RHS intervention to continue
A government intervention at Rangiora High School will run into the new year to reduce risks to its operation, the Ministry of Education says.
Commissioner Bev Moore will have acted as the school’s board of trustees for three years by the time the intervention is next reviewed in February.
A ministry report into Moore’s progress released in March set a ‘‘tentative timeline’’ to end the intervention in 2018, noting that timeline ‘‘would allow the commissioner to work through the remaining areas that need to be addressed to minimise risk to the operation of the school and allow for a board election to occur’’.
A scheduled review of that timeline in October was scrapped after a September meeting between Moore, new principal Karen Stewart, and ministry staff determined ‘‘further progress was needed before the school could return to self-governance,’’ ministry deputy secretary Katrina Casey said.
Plans to elect a board of trustees in November would also have to wait, although members of the school community had been asked to start identifying potential candidates.
No date has been set for Moore’s departure but Casey said it was ‘‘likely that Rangiora High School will have made sufficient progress by the February 2018 review so a board election can happen early in the new school year’’.
The school’s board was dissolved in February 2015, the day after Moore completed a damning report on then-principal Peggy Burrows’ relationship with three board former members who wanted to purchase new farmland for the school.
Moore later fired Burrows over allegations she leaked confidential board documents to a TVNZ reporter. In January, the Employment Relations Authority found Burrows could not be proved as the source of the leak and awarded her up to $150,000 for wrongful dismissal.
However, the authority ruled against Burrows’ reinstatement as principal, unconvinced a positive working relationship could be restored. Moore appointed Stewart, the former principal of Marlborough Girls’ College, in May.
Moore said Rangiora High still needed to finalise ‘‘complex property projects’’ and a ‘‘robust investment strategy’’ before the ministry would end the intervention. ‘‘These multifaceted tasks are well under way, as is the bedding in of the school’s governance framework,’’ she wrote in an email.
A statement from Stewart said that framework, which included ‘‘a number of reporting and policy changes’’, would set future boards of trustees up for success, ‘‘particularly around our core role of raising student achievement’’.

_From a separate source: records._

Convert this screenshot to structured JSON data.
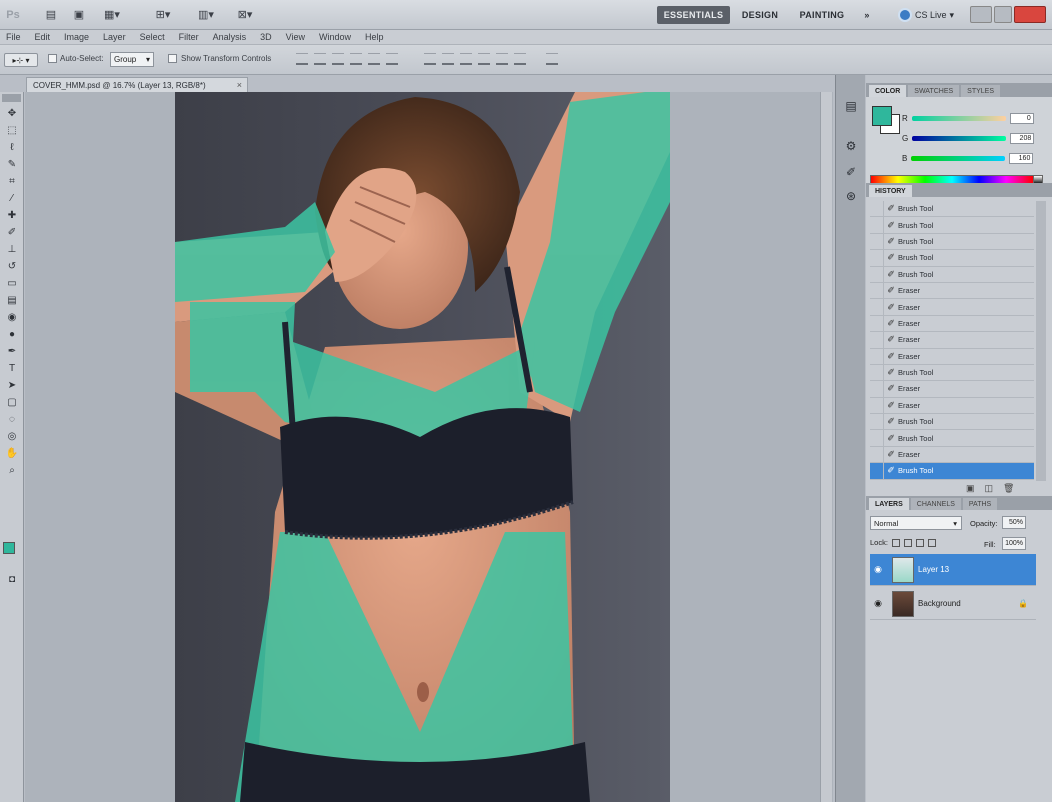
{
  "menu": [
    "File",
    "Edit",
    "Image",
    "Layer",
    "Select",
    "Filter",
    "Analysis",
    "3D",
    "View",
    "Window",
    "Help"
  ],
  "workspace": {
    "essentials": "ESSENTIALS",
    "design": "DESIGN",
    "painting": "PAINTING",
    "more": "»",
    "cslive": "CS Live"
  },
  "options": {
    "auto_select_label": "Auto-Select:",
    "auto_select_value": "Group",
    "transform_label": "Show Transform Controls"
  },
  "document": {
    "tab_title": "COVER_HMM.psd @ 16.7% (Layer 13, RGB/8*)",
    "close": "×"
  },
  "color_panel": {
    "tabs": [
      "Color",
      "Swatches",
      "Styles"
    ],
    "fg_color": "#2fb79c",
    "sliders": [
      {
        "label": "R",
        "value": "0"
      },
      {
        "label": "G",
        "value": "208"
      },
      {
        "label": "B",
        "value": "160"
      }
    ]
  },
  "history_panel": {
    "tabs": [
      "History"
    ],
    "items": [
      "Brush Tool",
      "Brush Tool",
      "Brush Tool",
      "Brush Tool",
      "Brush Tool",
      "Eraser",
      "Eraser",
      "Eraser",
      "Eraser",
      "Eraser",
      "Brush Tool",
      "Eraser",
      "Eraser",
      "Brush Tool",
      "Brush Tool",
      "Eraser",
      "Brush Tool"
    ],
    "selected_index": 16
  },
  "layers_panel": {
    "tabs": [
      "Layers",
      "Channels",
      "Paths"
    ],
    "blend_mode": "Normal",
    "opacity_label": "Opacity:",
    "opacity": "50%",
    "lock_label": "Lock:",
    "fill_label": "Fill:",
    "fill": "100%",
    "layers": [
      {
        "name": "Layer 13",
        "selected": true
      },
      {
        "name": "Background",
        "selected": false
      }
    ]
  },
  "colors": {
    "accent": "#2fb79c",
    "selection": "#3d86d4"
  }
}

‘‘The commissioner is very consultative and focused on what is ultimately best for Rangiora students, now and into the future.’’